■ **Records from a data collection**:
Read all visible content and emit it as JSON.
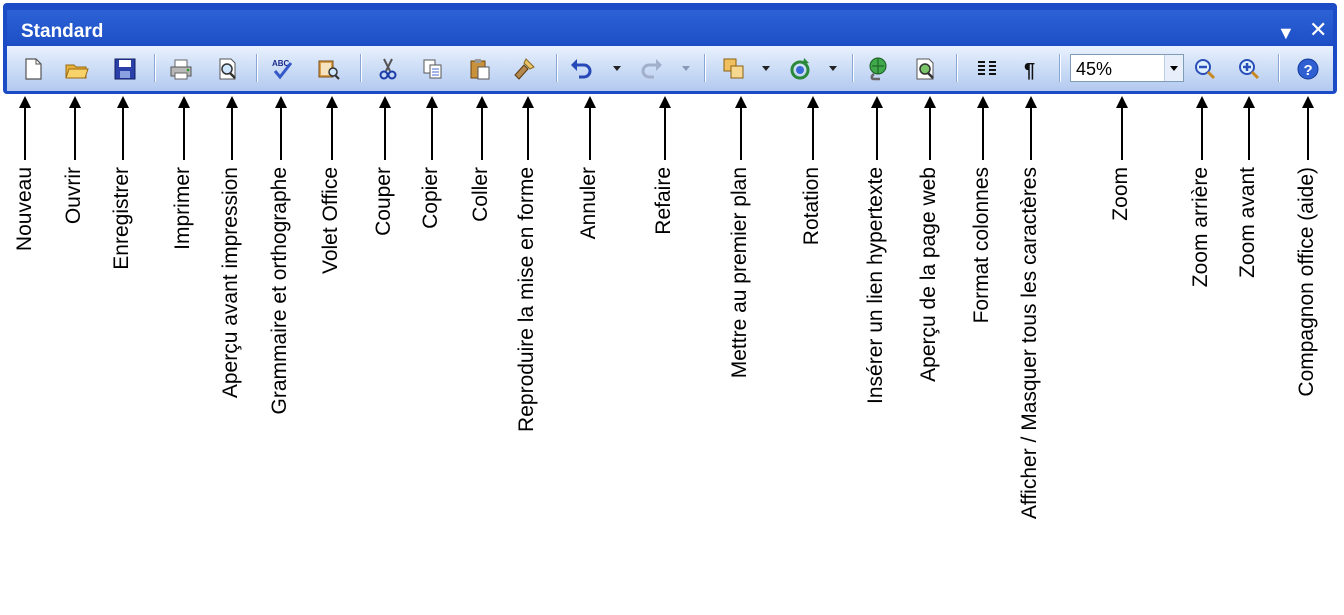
{
  "toolbar": {
    "title": "Standard",
    "dropdown_icon": "chevron-down-icon",
    "close_icon": "close-icon",
    "zoom_value": "45%"
  },
  "labels": {
    "nouveau": "Nouveau",
    "ouvrir": "Ouvrir",
    "enregistrer": "Enregistrer",
    "imprimer": "Imprimer",
    "apercu_impression": "Aperçu avant impression",
    "grammaire": "Grammaire et orthographe",
    "volet": "Volet Office",
    "couper": "Couper",
    "copier": "Copier",
    "coller": "Coller",
    "reproduire": "Reproduire la mise en forme",
    "annuler": "Annuler",
    "refaire": "Refaire",
    "premier_plan": "Mettre au premier plan",
    "rotation": "Rotation",
    "lien": "Insérer un lien hypertexte",
    "apercu_web": "Aperçu de la page web",
    "colonnes": "Format colonnes",
    "afficher": "Afficher / Masquer tous les caractères",
    "zoom": "Zoom",
    "zoom_arriere": "Zoom arrière",
    "zoom_avant": "Zoom avant",
    "compagnon": "Compagnon office (aide)"
  }
}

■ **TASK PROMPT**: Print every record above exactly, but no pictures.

■ **EXERCISE SOLUTION**:
Read all visible content and emit it as JSON.
{
  "toolbar": {
    "title": "Standard",
    "dropdown_icon": "chevron-down-icon",
    "close_icon": "close-icon",
    "zoom_value": "45%"
  },
  "labels": {
    "nouveau": "Nouveau",
    "ouvrir": "Ouvrir",
    "enregistrer": "Enregistrer",
    "imprimer": "Imprimer",
    "apercu_impression": "Aperçu avant impression",
    "grammaire": "Grammaire et orthographe",
    "volet": "Volet Office",
    "couper": "Couper",
    "copier": "Copier",
    "coller": "Coller",
    "reproduire": "Reproduire la mise en forme",
    "annuler": "Annuler",
    "refaire": "Refaire",
    "premier_plan": "Mettre au premier plan",
    "rotation": "Rotation",
    "lien": "Insérer un lien hypertexte",
    "apercu_web": "Aperçu de la page web",
    "colonnes": "Format colonnes",
    "afficher": "Afficher / Masquer tous les caractères",
    "zoom": "Zoom",
    "zoom_arriere": "Zoom arrière",
    "zoom_avant": "Zoom avant",
    "compagnon": "Compagnon office (aide)"
  }
}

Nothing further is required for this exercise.